Short Film Review: Smile Please (2021) by Bakul Matiyani

Short Film Review: Smile Please (2021) by Bakul Matiyani

Bakul Matiyani uses his protagonist, Ali, to bring attention to Moebius Syndrome, a birth defect that results in facial paralysis and hinders the ability to make facial expressions. Despite experiencing symptoms, Ali’s condition remains undiagnosed.

The “Smile Please” review is included in the Submit Your Film Initiative.

In addition, Ali’s family is preparing to relocate from their small town to Mumbai. He is feeling nervous and concerned, but it seems that no one else is aware of this. The photographers attempting to capture his smile for his passport photo are just the start, followed by his distant father and teasing sister. While his mother is more understanding, his best friend Rajan is the only one who truly understands him. Eventually, Ali opens up to Rajan, even if it is just through a phone call.

Matiyani directs a short film that runs for 20 minutes, exploring the effects of undiagnosed diseases on people’s lives, especially children. The film depicts the consequences of Ali’s lack of response to any form of stimulation. However, amidst this struggle, Matiyani also highlights the healing power of friendship through Ali’s relationship with Rajan. Through their bond, Ali is able to open up about his emotions and even ask his father for help for the first time. Interestingly, the fact that their communication takes place through a phone could be seen as a nod to the value of this type of connection, in contrast to the usual portrayal of smartphones in movies.

Despite the dramatic tone, the short film ends on a positive note, thanks to the director’s light-hearted approach to the subject matter. He skillfully avoids the pitfall of melodrama, leaving the audience feeling optimistic.

Also of note here is the great cinematography of Neha Parti Matiyani, who captures the various settings with realism and artistry, also helped by the excellent job done in the coloring. Matiyani’s own editing results in a relative fast pace that adds to the entertainment the movie offers.

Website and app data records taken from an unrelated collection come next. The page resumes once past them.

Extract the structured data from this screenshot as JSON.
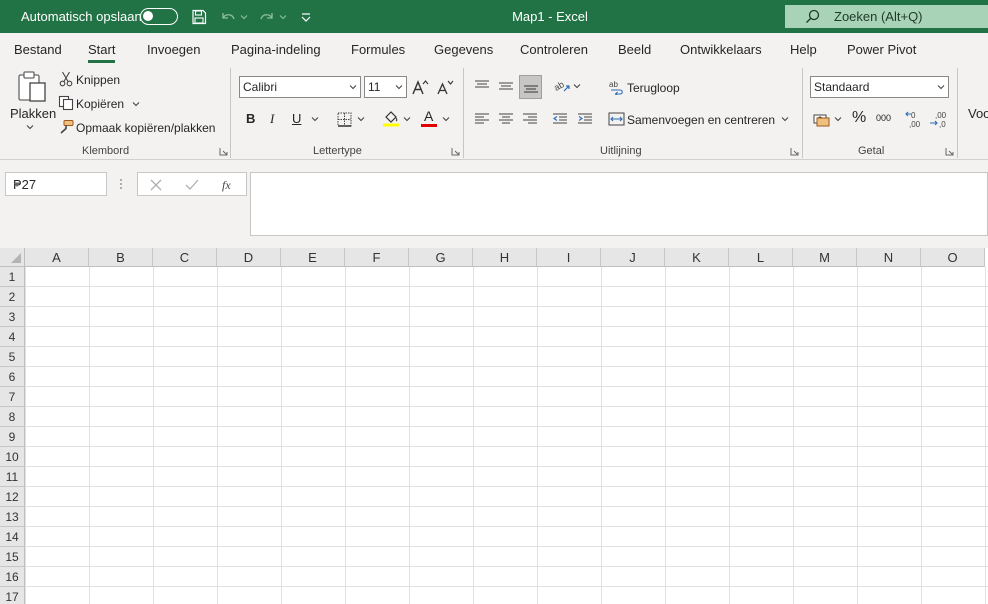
{
  "titlebar": {
    "autosave_label": "Automatisch opslaan",
    "autosave_state": "off",
    "document_title": "Map1  -  Excel",
    "search_placeholder": "Zoeken (Alt+Q)",
    "icons": [
      "save-icon",
      "undo-icon",
      "redo-icon",
      "customize-quick-access-icon",
      "search-icon"
    ]
  },
  "tabs": [
    {
      "label": "Bestand",
      "active": false
    },
    {
      "label": "Start",
      "active": true
    },
    {
      "label": "Invoegen",
      "active": false
    },
    {
      "label": "Pagina-indeling",
      "active": false
    },
    {
      "label": "Formules",
      "active": false
    },
    {
      "label": "Gegevens",
      "active": false
    },
    {
      "label": "Controleren",
      "active": false
    },
    {
      "label": "Beeld",
      "active": false
    },
    {
      "label": "Ontwikkelaars",
      "active": false
    },
    {
      "label": "Help",
      "active": false
    },
    {
      "label": "Power Pivot",
      "active": false
    }
  ],
  "ribbon": {
    "clipboard": {
      "group_label": "Klembord",
      "paste": "Plakken",
      "cut": "Knippen",
      "copy": "Kopiëren",
      "format_painter": "Opmaak kopiëren/plakken"
    },
    "font": {
      "group_label": "Lettertype",
      "font_name": "Calibri",
      "font_size": "11",
      "bold": "B",
      "italic": "I",
      "underline": "U",
      "font_color_letter": "A",
      "highlight_color": "#ffff00",
      "font_color": "#e00000"
    },
    "alignment": {
      "group_label": "Uitlijning",
      "wrap_text": "Terugloop",
      "merge_center": "Samenvoegen en centreren"
    },
    "number": {
      "group_label": "Getal",
      "format": "Standaard",
      "percent": "%",
      "thousands": "000"
    },
    "partial_next_group": "Voo"
  },
  "formula_bar": {
    "name_box": "P27",
    "formula": ""
  },
  "grid": {
    "columns": [
      "A",
      "B",
      "C",
      "D",
      "E",
      "F",
      "G",
      "H",
      "I",
      "J",
      "K",
      "L",
      "M",
      "N",
      "O"
    ],
    "rows": [
      "1",
      "2",
      "3",
      "4",
      "5",
      "6",
      "7",
      "8",
      "9",
      "10",
      "11",
      "12",
      "13",
      "14",
      "15",
      "16",
      "17"
    ]
  },
  "colors": {
    "brand": "#217346",
    "search_bg": "#a9d3b6",
    "ribbon_bg": "#f3f2f1"
  }
}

Lastly, Rishabh Karmakar as Ali gives a memorable performance, managing to be quite eloquent in his laconic acting, while Alok Chaturvedi as his father is quite convincing in the way he portrays his distance from his son.

Despite the lack of obvious symptoms, “Smile Please” is a poignant and enjoyable movie that sheds light on the challenges children face, particularly when it comes to communication with their parents.